:: PROVIDED DATA ::

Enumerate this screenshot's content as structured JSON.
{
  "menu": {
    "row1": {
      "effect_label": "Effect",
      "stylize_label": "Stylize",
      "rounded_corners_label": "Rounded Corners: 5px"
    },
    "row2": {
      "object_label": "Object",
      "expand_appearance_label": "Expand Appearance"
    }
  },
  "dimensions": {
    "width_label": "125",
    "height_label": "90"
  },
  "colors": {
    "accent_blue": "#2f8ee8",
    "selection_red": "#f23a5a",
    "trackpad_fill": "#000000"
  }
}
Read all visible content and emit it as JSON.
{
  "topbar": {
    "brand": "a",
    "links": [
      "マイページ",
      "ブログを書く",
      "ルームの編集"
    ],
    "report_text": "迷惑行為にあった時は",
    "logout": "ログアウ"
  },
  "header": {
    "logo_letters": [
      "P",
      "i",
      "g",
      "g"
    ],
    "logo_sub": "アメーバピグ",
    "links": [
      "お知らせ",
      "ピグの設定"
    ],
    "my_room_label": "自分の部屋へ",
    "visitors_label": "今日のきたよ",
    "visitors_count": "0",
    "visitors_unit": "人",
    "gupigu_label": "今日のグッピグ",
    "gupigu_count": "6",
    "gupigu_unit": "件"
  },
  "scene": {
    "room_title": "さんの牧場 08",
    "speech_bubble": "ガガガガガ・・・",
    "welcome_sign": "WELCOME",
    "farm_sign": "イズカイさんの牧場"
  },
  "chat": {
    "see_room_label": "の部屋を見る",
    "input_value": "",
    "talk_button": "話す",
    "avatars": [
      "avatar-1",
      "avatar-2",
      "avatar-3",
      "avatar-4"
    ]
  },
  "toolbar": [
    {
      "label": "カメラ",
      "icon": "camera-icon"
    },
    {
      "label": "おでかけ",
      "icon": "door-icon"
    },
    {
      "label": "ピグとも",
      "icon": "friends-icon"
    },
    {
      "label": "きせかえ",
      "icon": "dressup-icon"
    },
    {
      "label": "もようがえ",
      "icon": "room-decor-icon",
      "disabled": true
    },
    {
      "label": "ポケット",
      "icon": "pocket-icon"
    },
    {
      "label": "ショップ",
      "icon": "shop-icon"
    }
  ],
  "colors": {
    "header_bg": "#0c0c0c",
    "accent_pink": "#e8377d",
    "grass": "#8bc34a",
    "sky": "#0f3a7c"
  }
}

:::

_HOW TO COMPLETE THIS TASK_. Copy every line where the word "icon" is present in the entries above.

_TASK OUTPUT_.
      "icon": "camera-icon"
      "icon": "door-icon"
      "icon": "friends-icon"
      "icon": "dressup-icon"
      "icon": "room-decor-icon",
      "icon": "pocket-icon"
      "icon": "shop-icon"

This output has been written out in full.